by Diocese of Des Moines | February 15, 2024

Logo for Education Savings Accounts

Initiated in February 2023, the Students First Act makes state funding available for eligible Iowa K-12 students who choose to attend accredited nonpublic schools in the form of an Education Savings Account (ESA) and also provides public schools additional funding for students who live in the school's district but attend nonpublic schools.

"Public schools are the foundation of our education system and for most families they will continue to be the option of choice, but they aren't the only choice," Governor Kim Reynolds said when she signed the Students First Act into law. "For some families, a different path may be better for their children. With this bill, every child in Iowa, regardless of zip code or income, will have access to the school best suited for them." 

What is an ESA?

An ESA (a form of school choice) is a deposit of public funds into government-authorized savings accounts, which eligible families may use to cover tuition, fees, and other qualified education expenses. ESAs foster good stewardship and responsible use of educational spending by empowering parents to shop for educational providers based on price and quality, according to Greg Forster, Ph.D., in A Win-Win Solution: The Empirical Evidence on School Choice. Moreover, unlike traditional voucher programs, unused ESA funds can be rolled over yearly to save for future educational expenses. 

Forster also states, "School choice improves academic outcomes for participants and public schools by allowing students to find the schools that best match their needs and by introducing healthy competition that keeps schools mission-focused. It breaks down the barriers of residential segregation, drawing students together from diverse communities."

How do ESAs work in Iowa?

Parents who enroll their eligible children in an accredited nonpublic school will receive approximately $7,600 annually per child for tuition and other qualified educational expenses. Funds are deposited into the student's ESA (managed by a state contractor) yearly, and the parent pays the school through an app. Funds remain available until the student graduates high school or turns 20. Any remaining balance is returned to the state general fund at that time. 

During the 2023-2024 school year, 16,757 students used a Students First ESA to attend an accredited nonpublic school in Iowa as of the Oct. 1 certified enrollment date (Iowa Department of Education, 2024). Among these students, 2,405 enrolled at a Diocese of Des Moines Catholic school. 

Is My Child Eligible?

ESAs are available based on the following eligibility:

School Year 2024-25

  • All entering kindergarten students
  • All students enrolled in a public school
  • A student enrolled in a private school with a household income at or below 400% of the 2024 Federal Poverty Guidelines

School Year 2025-26

  • All K-12 students in Iowa, regardless of income.

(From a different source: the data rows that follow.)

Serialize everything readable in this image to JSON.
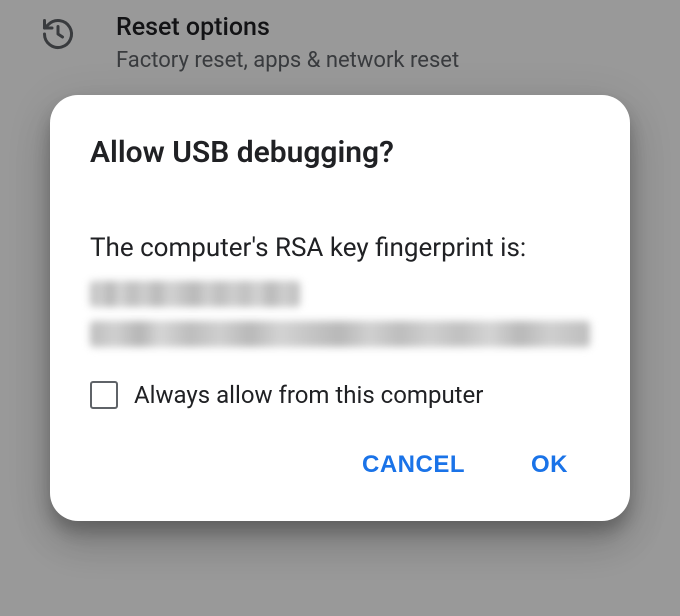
{
  "background_item": {
    "title": "Reset options",
    "subtitle": "Factory reset, apps & network reset",
    "icon": "history-icon"
  },
  "dialog": {
    "title": "Allow USB debugging?",
    "body": "The computer's RSA key fingerprint is:",
    "checkbox_label": "Always allow from this computer",
    "checkbox_checked": false,
    "cancel": "CANCEL",
    "ok": "OK"
  }
}
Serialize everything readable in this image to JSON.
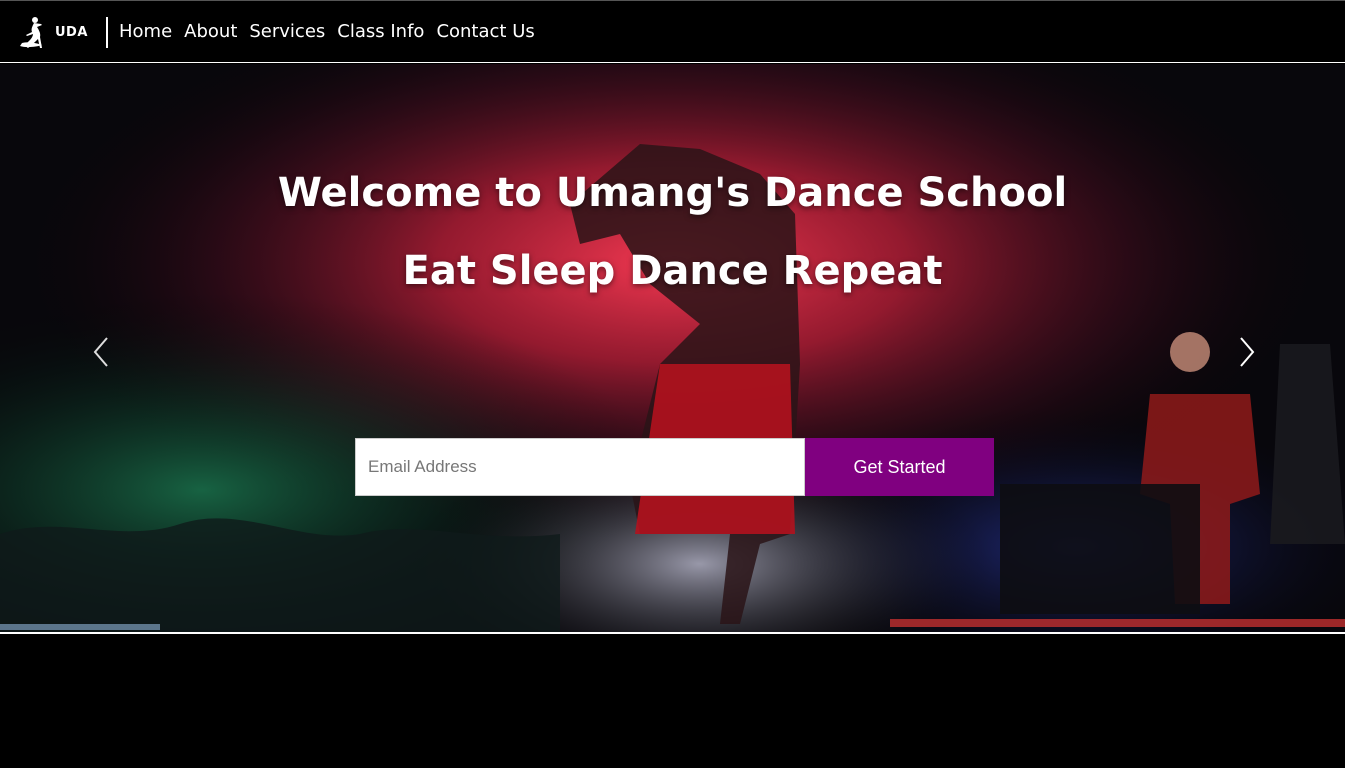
{
  "nav": {
    "logo_icon": "dancer-silhouette-icon",
    "brand": "UDA",
    "links": [
      "Home",
      "About",
      "Services",
      "Class Info",
      "Contact Us"
    ]
  },
  "hero": {
    "title": "Welcome to Umang's Dance School",
    "subtitle": "Eat Sleep Dance Repeat",
    "prev_icon": "chevron-left-icon",
    "next_icon": "chevron-right-icon",
    "email_placeholder": "Email Address",
    "cta_label": "Get Started"
  },
  "colors": {
    "accent": "#800080",
    "nav_bg": "#000000",
    "text": "#ffffff"
  }
}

"As stewards of knowledge and faith, embracing the transformative power of education savings accounts in Iowa is a testament to our commitment to nurturing both the minds and spirits of our students," said Donna Bishop, Superintendent of Schools. "By removing the financial barriers for families, we can pave the way for a brighter future, where every child can access the quality education they deserve."

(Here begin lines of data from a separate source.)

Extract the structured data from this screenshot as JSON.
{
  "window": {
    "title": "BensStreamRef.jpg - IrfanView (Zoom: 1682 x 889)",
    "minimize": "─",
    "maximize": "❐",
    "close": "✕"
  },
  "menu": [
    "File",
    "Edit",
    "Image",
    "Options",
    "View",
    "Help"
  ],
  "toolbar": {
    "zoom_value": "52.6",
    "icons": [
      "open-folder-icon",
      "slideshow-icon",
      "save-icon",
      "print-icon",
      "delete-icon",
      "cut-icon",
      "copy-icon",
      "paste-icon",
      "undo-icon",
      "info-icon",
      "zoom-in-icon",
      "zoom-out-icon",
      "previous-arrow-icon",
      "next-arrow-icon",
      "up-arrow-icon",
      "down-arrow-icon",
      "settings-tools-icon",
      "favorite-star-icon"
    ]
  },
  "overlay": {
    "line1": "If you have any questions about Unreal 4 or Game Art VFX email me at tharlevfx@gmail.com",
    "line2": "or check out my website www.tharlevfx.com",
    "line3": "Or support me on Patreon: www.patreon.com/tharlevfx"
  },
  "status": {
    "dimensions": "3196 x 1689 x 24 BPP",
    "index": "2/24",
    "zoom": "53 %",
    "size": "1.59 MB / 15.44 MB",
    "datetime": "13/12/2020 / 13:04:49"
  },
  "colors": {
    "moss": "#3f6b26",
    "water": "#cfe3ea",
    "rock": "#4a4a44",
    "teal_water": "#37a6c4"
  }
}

What about tuition assistance?

ESAs will not affect the Student Tuition Organization (STO) tuition assistance provided to families through their nonpublic school. Every year, Iowa's STO Program supports more than 11,000 students. STOs help parents whose education choices are restricted by their income or zip code. Donors to the STO are encouraged to continue to support tuition assistance for families that want a nonpublic or faith-based education for their children. 

Can families apply for both an ESA and tuition assistance?

Yes! Qualified families can receive both an ESA and tuition assistance. Applying for both options gives eligible families the best chance at receiving the most assistance. The remaining funds in an ESA account can be used for future tuition costs or other eligible educational expenses. All families at or below 400 percent of the Federal Poverty Guidelines qualify for STO tuition assistance, even if they apply for an ESA. 

Learn More and Apply.

Applications open April 16 for the 2024-2025 school year and must be submitted by June 30. Only one application is needed per household. Parents/guardians can add multiple students attending multiple schools from their household. The application process should take 10-15 minutes, and results will be available immediately. Applications are valid for one year; a family must apply annually to remain eligible for the program. 

For more information about ESAs, email or call 515-281-5211. Families can also contact Iowa ACE at 515-313-0687 or


For more information about tuition assistance in the Diocese of Des Moines, visit



Forster, G. (2016). A Win-Win Solution: The Empirical Evidence on School Choice. Retrieved March 15, 2023 from

Governor Kim Reynolds. (2023, January 24). Reynolds signs Students First Act into law [Press Release].,choice%2C”%20Governor%20Reynolds%20stated.

Iowa Alliance for Choice in Education. (2023). Programs. Retrieved March 15, 2023 from

Iowa Department of Education. (2024, January 26). Certified Enrollment for 2023-24 Holds Steady; 16,757 ESA Participants Enrolled at Iowa Accredited Nonpublic Schools [Press Release].

Diocese of Des Moines

The Diocese of Des Moines, created in 1911, serves people over a 12,446 square mile area in the southwestern quadrant of Iowa, including 23 counties.